◆ **WHAT TO WORK ON**:
In the listing that follows, determine how many lines include the word "Advanced". Respond with that number alone.

RECORDS SHOWN section start

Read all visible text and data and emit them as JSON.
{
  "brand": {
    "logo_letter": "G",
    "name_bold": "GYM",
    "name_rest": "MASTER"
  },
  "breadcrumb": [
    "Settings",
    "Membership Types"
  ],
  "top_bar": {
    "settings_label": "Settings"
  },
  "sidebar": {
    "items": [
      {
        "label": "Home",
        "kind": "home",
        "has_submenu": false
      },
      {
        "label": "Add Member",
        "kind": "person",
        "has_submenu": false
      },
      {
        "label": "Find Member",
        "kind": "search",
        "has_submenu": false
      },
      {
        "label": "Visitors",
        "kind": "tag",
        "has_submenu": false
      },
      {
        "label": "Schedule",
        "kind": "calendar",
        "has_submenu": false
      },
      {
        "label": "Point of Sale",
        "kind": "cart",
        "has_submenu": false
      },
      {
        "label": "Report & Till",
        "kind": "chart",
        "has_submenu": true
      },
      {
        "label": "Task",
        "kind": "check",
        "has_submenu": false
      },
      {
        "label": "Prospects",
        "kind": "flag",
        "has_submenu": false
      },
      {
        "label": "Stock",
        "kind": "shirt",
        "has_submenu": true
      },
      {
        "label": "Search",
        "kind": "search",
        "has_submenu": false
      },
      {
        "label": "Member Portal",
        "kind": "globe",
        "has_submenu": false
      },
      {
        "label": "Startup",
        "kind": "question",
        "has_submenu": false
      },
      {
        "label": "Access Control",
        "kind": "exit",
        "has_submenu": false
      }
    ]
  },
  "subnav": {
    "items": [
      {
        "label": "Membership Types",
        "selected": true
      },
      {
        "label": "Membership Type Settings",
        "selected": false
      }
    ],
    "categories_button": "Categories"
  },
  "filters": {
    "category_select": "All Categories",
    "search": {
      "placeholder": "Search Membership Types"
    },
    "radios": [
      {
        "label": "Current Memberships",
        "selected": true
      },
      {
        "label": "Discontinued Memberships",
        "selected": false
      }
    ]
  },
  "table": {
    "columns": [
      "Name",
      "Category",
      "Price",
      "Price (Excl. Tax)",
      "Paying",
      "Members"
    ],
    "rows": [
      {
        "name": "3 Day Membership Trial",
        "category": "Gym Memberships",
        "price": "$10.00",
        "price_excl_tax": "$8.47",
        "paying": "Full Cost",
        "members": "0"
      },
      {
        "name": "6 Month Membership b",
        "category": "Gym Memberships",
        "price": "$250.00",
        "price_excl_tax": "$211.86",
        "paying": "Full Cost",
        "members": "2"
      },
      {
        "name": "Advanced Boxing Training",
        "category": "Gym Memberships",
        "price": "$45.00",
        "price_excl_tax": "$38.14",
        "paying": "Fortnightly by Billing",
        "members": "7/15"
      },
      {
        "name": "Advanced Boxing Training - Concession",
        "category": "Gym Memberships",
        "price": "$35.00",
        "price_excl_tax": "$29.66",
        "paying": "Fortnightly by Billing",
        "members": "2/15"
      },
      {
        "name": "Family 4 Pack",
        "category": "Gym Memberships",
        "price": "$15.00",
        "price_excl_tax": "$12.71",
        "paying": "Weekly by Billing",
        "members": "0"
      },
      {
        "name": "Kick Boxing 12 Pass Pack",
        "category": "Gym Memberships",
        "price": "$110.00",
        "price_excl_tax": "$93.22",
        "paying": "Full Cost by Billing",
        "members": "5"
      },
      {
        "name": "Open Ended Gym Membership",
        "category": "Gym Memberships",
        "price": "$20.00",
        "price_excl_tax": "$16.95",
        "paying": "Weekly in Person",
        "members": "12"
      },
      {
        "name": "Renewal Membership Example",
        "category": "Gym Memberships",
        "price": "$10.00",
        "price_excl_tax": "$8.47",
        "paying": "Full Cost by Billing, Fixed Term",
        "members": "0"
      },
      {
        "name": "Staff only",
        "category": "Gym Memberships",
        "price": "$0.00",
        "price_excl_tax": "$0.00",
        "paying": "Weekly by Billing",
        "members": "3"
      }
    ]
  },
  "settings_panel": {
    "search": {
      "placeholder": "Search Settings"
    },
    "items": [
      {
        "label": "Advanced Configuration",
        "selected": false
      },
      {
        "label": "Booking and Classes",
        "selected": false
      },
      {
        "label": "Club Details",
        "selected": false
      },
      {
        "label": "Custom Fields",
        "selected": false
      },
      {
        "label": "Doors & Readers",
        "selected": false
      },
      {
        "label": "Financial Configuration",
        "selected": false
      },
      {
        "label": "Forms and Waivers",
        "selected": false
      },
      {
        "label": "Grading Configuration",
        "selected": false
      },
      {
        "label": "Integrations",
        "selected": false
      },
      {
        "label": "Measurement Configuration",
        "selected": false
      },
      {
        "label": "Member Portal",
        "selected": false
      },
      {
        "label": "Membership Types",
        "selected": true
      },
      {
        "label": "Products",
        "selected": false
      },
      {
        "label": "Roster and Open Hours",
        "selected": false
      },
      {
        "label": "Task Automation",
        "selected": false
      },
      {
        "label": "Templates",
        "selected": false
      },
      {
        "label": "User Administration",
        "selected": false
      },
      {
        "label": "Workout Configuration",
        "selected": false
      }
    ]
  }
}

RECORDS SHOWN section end

◆ **FINAL ANSWER**:
3